The point seems clear that The Tempest was entirely capable of distributing a lethal gas over the entire Island.
Now considering ‘the purge’ during Dharma’s time, it doesn’t seem feasible that such an event actually happened. (Danielle Rousseau, for one, was on the Island at this time with no warning or gas mask protection. Did every single Other have a gas mask, also?) More likely is the notion that The Others used The Tempest to engineer a whole bunch of the poison gas canisters similar to the one Ben used on his father.
Alpert and The Others could have distributed the Tempest-made gas using these canisters all over The Barracks, or tossed one down The Pearl hatch, or scattered them all over the Hydra Island and taken out the Dharma Initiative with more localised assaults. (That Dharma members survived – in The Swan, for example – is made even more probable and, since we know Dharma members did survive, makes this theory of ‘the purge’ attack via gas canister more valid.)
The alternative is the idea that The Tempest can somehow score ‘direct hits’ of lethal gas distribution and this was how ‘the purge’ was effected but, again, there’s absolutely no evidence to support this idea so I am inclined to defer to my previous rationale. The Tempest served as a kind of failsafe, or ultimate last ditch measure – if Dharma found their battle against ‘the hostiles’ was turning against them they could always trigger the lethal gas and end it for all of them. Curiously, after ‘the purge’, The Others elected to retain this facility (although Goodwin’s secrecy suggests it wasn’t common knowledge amongst all of them) for the same reason as Dharma: should ‘hostile’ people invade their Island they’d rather kill everyone than have the Island taken from them.
The function of The Tempest serves as that of a deterrent, like how countries with nuclear bombs refrain from using them to avoid mutual destruction. If the battle for the Island became too intense then The Tempest gas could be released and no one would win. The similarities to a nuclear bomb, however, do portray Dharma in a less-than-flattering light and add to a growing theme on the show.
Consider that prior to Dharma the Island, and ‘the hostiles’, had to contend with a military force intruding on the place. Potentially they considered the Island a fine place for nuclear testing, but whatever their purpose what they left was. . .

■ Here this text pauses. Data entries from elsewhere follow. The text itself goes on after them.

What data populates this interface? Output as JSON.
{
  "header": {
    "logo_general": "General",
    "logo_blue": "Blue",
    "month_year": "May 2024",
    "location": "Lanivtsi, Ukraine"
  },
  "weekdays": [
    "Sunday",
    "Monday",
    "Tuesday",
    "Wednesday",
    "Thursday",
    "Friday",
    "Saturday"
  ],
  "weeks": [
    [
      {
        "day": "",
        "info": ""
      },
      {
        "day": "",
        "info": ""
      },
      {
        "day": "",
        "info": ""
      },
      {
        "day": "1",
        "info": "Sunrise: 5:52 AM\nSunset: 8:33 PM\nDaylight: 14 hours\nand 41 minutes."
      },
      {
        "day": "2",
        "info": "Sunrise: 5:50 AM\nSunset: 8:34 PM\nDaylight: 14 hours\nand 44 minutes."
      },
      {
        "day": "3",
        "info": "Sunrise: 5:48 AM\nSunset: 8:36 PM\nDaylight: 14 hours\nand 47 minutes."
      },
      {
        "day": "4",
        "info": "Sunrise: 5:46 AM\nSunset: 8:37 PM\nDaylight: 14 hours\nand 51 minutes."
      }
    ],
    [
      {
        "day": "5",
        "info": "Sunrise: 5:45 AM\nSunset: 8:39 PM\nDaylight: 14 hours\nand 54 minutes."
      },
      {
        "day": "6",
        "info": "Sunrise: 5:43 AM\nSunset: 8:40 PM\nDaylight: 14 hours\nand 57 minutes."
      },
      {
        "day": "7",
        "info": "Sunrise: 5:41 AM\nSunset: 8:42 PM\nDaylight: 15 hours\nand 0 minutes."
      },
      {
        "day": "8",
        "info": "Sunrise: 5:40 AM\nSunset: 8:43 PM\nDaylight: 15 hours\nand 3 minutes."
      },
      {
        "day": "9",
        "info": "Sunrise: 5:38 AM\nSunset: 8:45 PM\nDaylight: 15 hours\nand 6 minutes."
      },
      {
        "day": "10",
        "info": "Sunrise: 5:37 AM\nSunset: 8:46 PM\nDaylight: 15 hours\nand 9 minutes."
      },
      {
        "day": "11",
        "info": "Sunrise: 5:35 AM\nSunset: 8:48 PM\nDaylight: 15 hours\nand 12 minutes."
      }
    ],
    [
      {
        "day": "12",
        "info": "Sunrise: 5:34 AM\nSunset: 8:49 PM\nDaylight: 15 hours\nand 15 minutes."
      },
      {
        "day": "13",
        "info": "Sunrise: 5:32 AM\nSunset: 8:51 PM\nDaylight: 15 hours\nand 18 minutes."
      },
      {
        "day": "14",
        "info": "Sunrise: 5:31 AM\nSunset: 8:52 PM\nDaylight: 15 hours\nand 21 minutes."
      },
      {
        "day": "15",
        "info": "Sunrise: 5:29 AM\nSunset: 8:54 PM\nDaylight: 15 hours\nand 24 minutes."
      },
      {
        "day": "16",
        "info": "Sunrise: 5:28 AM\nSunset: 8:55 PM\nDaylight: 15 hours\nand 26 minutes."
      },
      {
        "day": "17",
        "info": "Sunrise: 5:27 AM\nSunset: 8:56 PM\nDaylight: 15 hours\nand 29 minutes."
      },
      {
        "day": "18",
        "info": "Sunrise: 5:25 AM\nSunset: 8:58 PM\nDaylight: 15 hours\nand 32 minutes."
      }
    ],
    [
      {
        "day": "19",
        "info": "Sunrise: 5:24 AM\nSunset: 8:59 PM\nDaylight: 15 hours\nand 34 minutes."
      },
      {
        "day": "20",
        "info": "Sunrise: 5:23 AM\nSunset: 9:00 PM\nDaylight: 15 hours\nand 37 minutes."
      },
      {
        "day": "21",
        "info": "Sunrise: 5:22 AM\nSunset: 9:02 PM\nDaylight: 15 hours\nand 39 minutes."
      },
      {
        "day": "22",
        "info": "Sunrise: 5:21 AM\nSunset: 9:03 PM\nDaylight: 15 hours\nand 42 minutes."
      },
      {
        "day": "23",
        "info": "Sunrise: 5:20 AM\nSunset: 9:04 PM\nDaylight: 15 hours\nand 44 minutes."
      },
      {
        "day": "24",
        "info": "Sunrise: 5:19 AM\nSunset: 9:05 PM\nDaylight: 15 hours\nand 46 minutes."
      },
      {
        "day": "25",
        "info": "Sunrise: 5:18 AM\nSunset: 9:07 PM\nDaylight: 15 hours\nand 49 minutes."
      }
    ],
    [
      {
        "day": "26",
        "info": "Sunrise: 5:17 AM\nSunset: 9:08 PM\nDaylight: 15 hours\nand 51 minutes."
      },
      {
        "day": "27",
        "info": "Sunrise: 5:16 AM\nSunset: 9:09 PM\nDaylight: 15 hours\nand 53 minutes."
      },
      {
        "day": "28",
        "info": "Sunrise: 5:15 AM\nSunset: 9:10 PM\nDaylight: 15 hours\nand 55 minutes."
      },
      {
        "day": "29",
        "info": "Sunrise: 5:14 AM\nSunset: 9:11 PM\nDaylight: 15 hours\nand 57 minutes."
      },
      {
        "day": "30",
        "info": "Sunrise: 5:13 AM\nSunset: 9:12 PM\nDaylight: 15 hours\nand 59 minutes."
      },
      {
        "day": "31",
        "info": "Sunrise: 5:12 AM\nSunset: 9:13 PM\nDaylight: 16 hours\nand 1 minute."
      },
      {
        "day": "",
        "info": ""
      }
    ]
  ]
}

A potentially devastating weapon was their legacy. Now move forward a couple of decades and Dharma are the new intruders to the Island that ‘the hostiles’ must contend with. One of their legacies?
Another potentially devastating weapon. Not very ‘Namaste’, is it? Suddenly The Others and their claim that they are “the good guys”, from their perspective, certainly shoulders a lot of credibility. And consider also the observations of Nameless. . .
Nameless: “They come. They fight. They destroy. They corrupt. It always ends the same.”
For all their earnest scientific pursuit, Dharma, via The Tempest, have presented themselves as no more worthy of a place on the Island than all those that have been before. Rather than retreat and leave the Island they were prepared to kill everyone, even themselves, so that no one could have it. As I stated near the beginning, this is a rather shocking realisation. By this one aspect of the Dharma Initiative The Tempest Station ultimately proves to signify their lack of worth, and justifies itself as more than just a poorly-considered plot convenience. That The Tempest served to bring about Dharma’s demise is a bitterly ironic punchline. You reap what you sow.